I am ashamed to admit how long I had lived here in the Hampton Roads area of Virginia before I learned that I was really close to the "Peanut Capitol of the World". Being from New England, peanuts were not up there on my list of produce items to try to source locally. Happily, I now know better.
A year and a half ago, my friend Nancy and I had taken a road trip to go to our first "Heritage Harvest Festival" at Monticello. We came home 'the back way' from Charlottesville (aka Rte 460), stocking up on molasses at 'Adams Country Store' (more famous for its country hams and dandoodle sausages) and stopping at every Mom and Pop antique store we could find. At one of them, we asked where the locals go to buy their peanuts. In unison, two older gentlemen said "Wakefield Peanuts." And so Wakefield Peanuts it was!

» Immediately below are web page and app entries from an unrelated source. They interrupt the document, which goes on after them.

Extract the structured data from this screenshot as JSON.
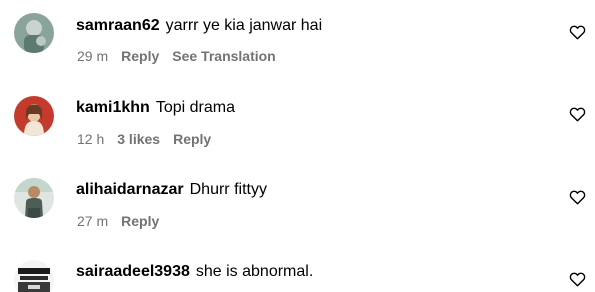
{
  "comments": [
    {
      "username": "samraan62",
      "text": "yarrr ye kia janwar hai",
      "time": "29 m",
      "likes": "",
      "reply_label": "Reply",
      "translate_label": "See Translation",
      "avatar_icon": "user-avatar-icon",
      "like_icon": "heart-outline-icon"
    },
    {
      "username": "kami1khn",
      "text": "Topi drama",
      "time": "12 h",
      "likes": "3 likes",
      "reply_label": "Reply",
      "translate_label": "",
      "avatar_icon": "user-avatar-icon",
      "like_icon": "heart-outline-icon"
    },
    {
      "username": "alihaidarnazar",
      "text": "Dhurr fittyy",
      "time": "27 m",
      "likes": "",
      "reply_label": "Reply",
      "translate_label": "",
      "avatar_icon": "user-avatar-icon",
      "like_icon": "heart-outline-icon"
    },
    {
      "username": "sairaadeel3938",
      "text": "she is abnormal.",
      "avatar_icon": "user-avatar-icon",
      "like_icon": "heart-outline-icon"
    }
  ],
  "colors": {
    "primary_text": "#000000",
    "secondary_text": "#737373",
    "background": "#ffffff"
  }
}
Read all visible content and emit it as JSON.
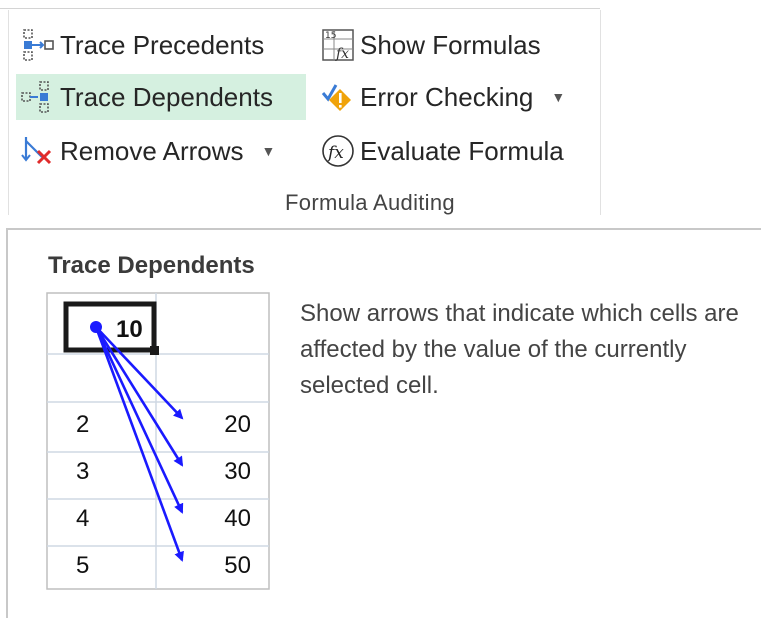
{
  "ribbon": {
    "buttons": {
      "trace_precedents": "Trace Precedents",
      "trace_dependents": "Trace Dependents",
      "remove_arrows": "Remove Arrows",
      "show_formulas": "Show Formulas",
      "error_checking": "Error Checking",
      "evaluate_formula": "Evaluate Formula"
    },
    "group_label": "Formula Auditing",
    "icons": {
      "trace_precedents": "trace-precedents-icon",
      "trace_dependents": "trace-dependents-icon",
      "remove_arrows": "remove-arrows-icon",
      "show_formulas": "show-formulas-icon",
      "error_checking": "error-checking-icon",
      "evaluate_formula": "evaluate-formula-icon"
    },
    "hover_color": "#d5f0e0"
  },
  "tooltip": {
    "title": "Trace Dependents",
    "description": "Show arrows that indicate which cells are affected by the value of the currently selected cell.",
    "illustration": {
      "selected_cell_value": "10",
      "rows": [
        {
          "left": "2",
          "right": "20"
        },
        {
          "left": "3",
          "right": "30"
        },
        {
          "left": "4",
          "right": "40"
        },
        {
          "left": "5",
          "right": "50"
        }
      ],
      "arrow_color": "#1a1aff"
    }
  }
}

My family couldn't get enough of the homemade peanut butter, sugared peanuts and homemade peanut brittle, so a few months later we took another day trip out that way to secure more molasses and peanuts. This past summer, I stocked up on several bags of peanuts at the farmer's market (did you know they keep quite well in the freezer?), but last week, horror of horrors, my supply ran dry.
It's been a busy few months for me and time is scarce. So another day trip out to Wakefield was out of the question. Luckily, the nice folks at Wakefield Peanuts are willing to ship, so a few days later I had FIFTY POUNDS of raw, shelled, skinned peanuts delivered right to my door (do yourself a favor and pay the extra $10 for the skinned ones. It's not a fun task and it takes forever to do yourself!) Shipping is included, so your cost will be the same as mine: $85. Have you priced peanuts lately? It's a deal. I repackaged them (5 lbs fits nicely into a gallon sized bag) and shared the cost with friends, and we are once again enjoying homemade peanut butter, which is shockingly easy to make if you've never tried it.
First, roast the raw, shelled, skinned peanuts at 350 degrees Fahrenheit for 15 to 20 minutes, depending upon how dark you like them. Let them cool, and put them into a food processor (don't try to use a blender, you'll most likely kill the motor). Pulse/process for a few minutes. It may take awhile, but eventually it'll start to get more creamy. It the peanuts are really dry, you can add in some peanut oil, and if you'd like to add some salt or honey for taste, go right ahead. When it's smooth enough (or chunky enough) for your liking, you're done! Stored in the fridge, it lasts a long time (well, my kids tend to devour it in no time, but you know what I mean.) It doesn't seem to separate like the store-bought 'natural' kind, either, so that's a bonus in my book!
With more than 150 workshops, there is no shortage of informative demonstrations and lectures to educate and entertain you over the weekend.LEARN MORE